American history students can expect to learn about presidents, wars and the constitution, but not all will be immersed in the historical struggles of women, minorities and members of the LGBTQ community.
Catherine Jacquet teaches HIST 2057 at the University and, in addition to covering the basics of American history from 1865 onward, she emphasizes topics that some teachers and textbooks abandon.
Jacquet is a professor of history and women’s and gender studies and received her Ph.D. in history from the University of Illinois at Chicago. Her history lectures at LSU dive into the lives of the oppressed.
“I want to look at those histories that are less well-known and tend to not be told as often,” Jacquet said.
For each exam, Jacquet creates a section called “Resistors and Dissenters,” in which students are required to write an in-depth analysis on the historical significance of one of two designated individuals or groups who overcame considerable hardships. Some resistors and dissenters in her exams last semester were Sitting Bull, Rosa Parks, Alice Paul and Fred Korematsu. Jacquet taught her students more than just who they were — she explained how they altered history by refusing to remain the victims of an intolerant society.
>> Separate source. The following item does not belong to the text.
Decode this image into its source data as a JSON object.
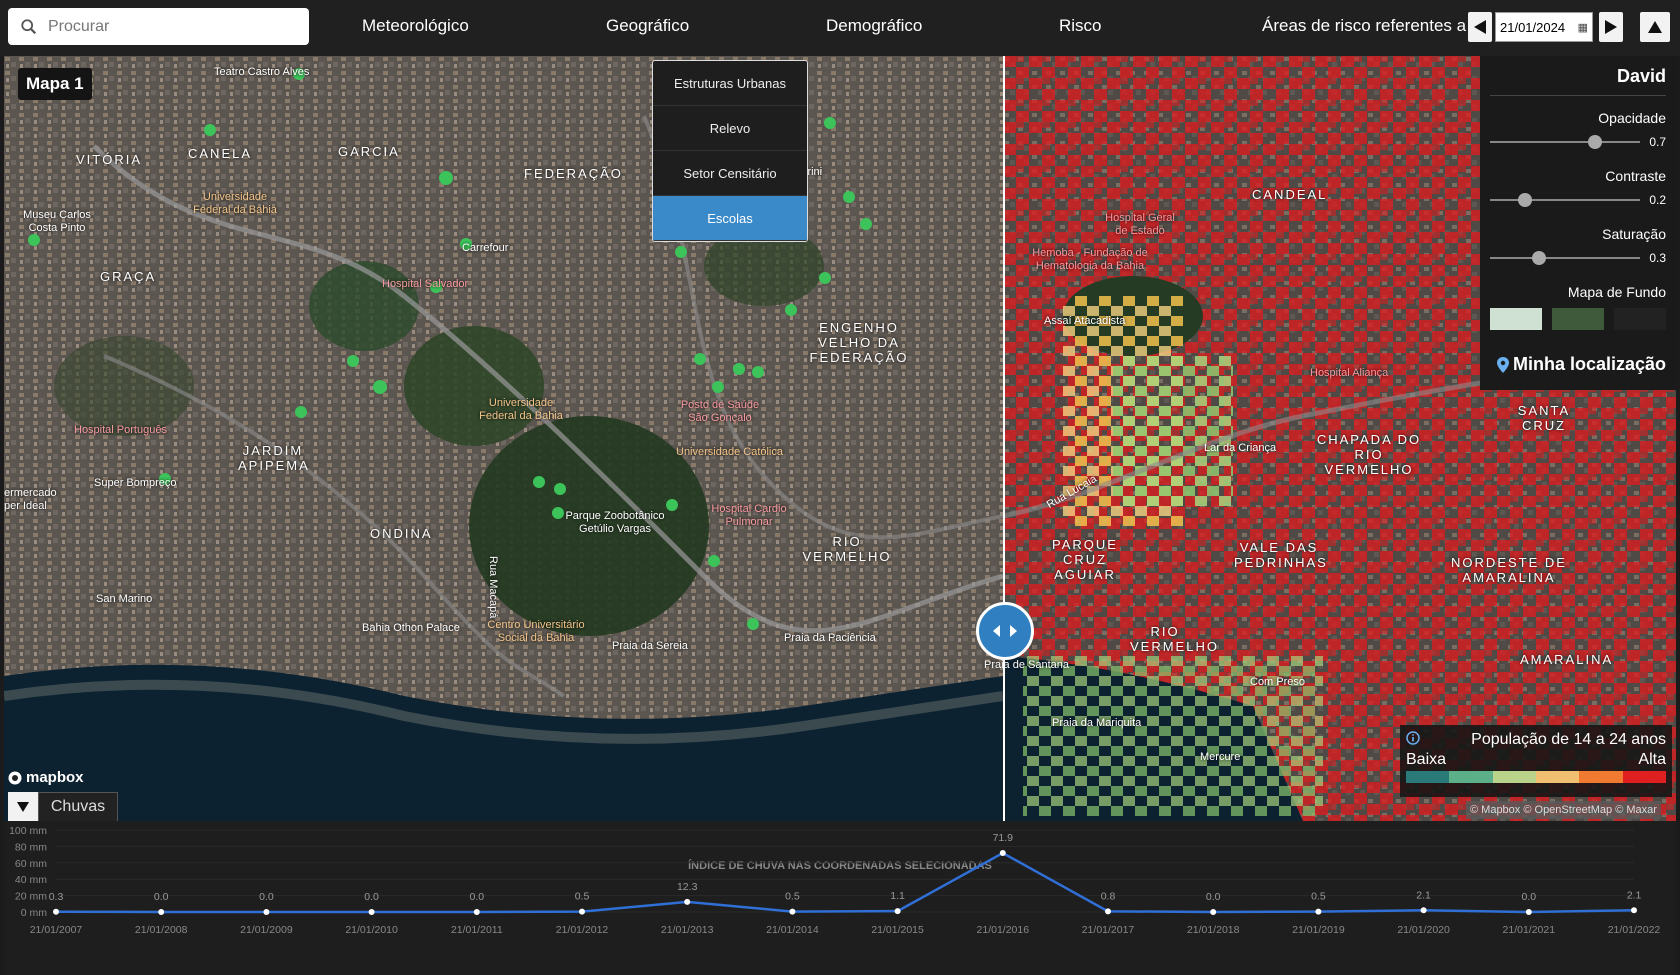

“These are stories that the students can really grab onto, and it makes history interesting,” Jacquet said.
Jacquet said the resistors and dissenters were people who fought to change their own lives. She wants her students to know that they also have the ability to organize and respond to current injustices.
Her goals are for her students to think like historians, use evidence backed by credible sources and apply their knowledge of history to understand facets of their lives.
“I want [students] to be able to make more sense of today using the history that I present to them. I want students to be educated and informed citizens,” Jacquet said.
Her powerful teaching style captivates her students and enriches their understanding of America’s tumultuous past.
Psychology junior Amber Hornsby took Jacquet’s class last semester and was surprised by not only what was taught, but also the way it was taught. She said it was refreshing to have a professor like Jacquet who encouraged class participation and actually taught her students things they may not have previously known.
The class forced Hornsby out of her comfort zone. She said the exams, which consisted primarily of essays and other written responses, pushed her to become a better writer.
“When I signed up for her class, I was worried it would be my least favorite class,” Hornsby said. “It ended up being my favorite class last semester.”
Hornsby enjoyed Jacquet’s history class so much that she has enrolled in a women and gender studies class taught by Jacquet this semester.
Emily Wells, Jacquet’s teaching assistant for the past two semesters, learned new material from Jacquet’s lectures. Jacquet helped expand Wells’ knowledge on subjects that are not always covered in undergraduate and high school history classes.
Jacquet said a history class she took as a sophomore in high school sparked her interest in history. She did not make the decision to pursue history until later in her undergraduate studies. It was during this time that she came out as gay and took women’s history and LGBTQ studies courses. The collision of these occurrences fueled Jacquet’s hunger to learn more about history, particularly gay and women’s history.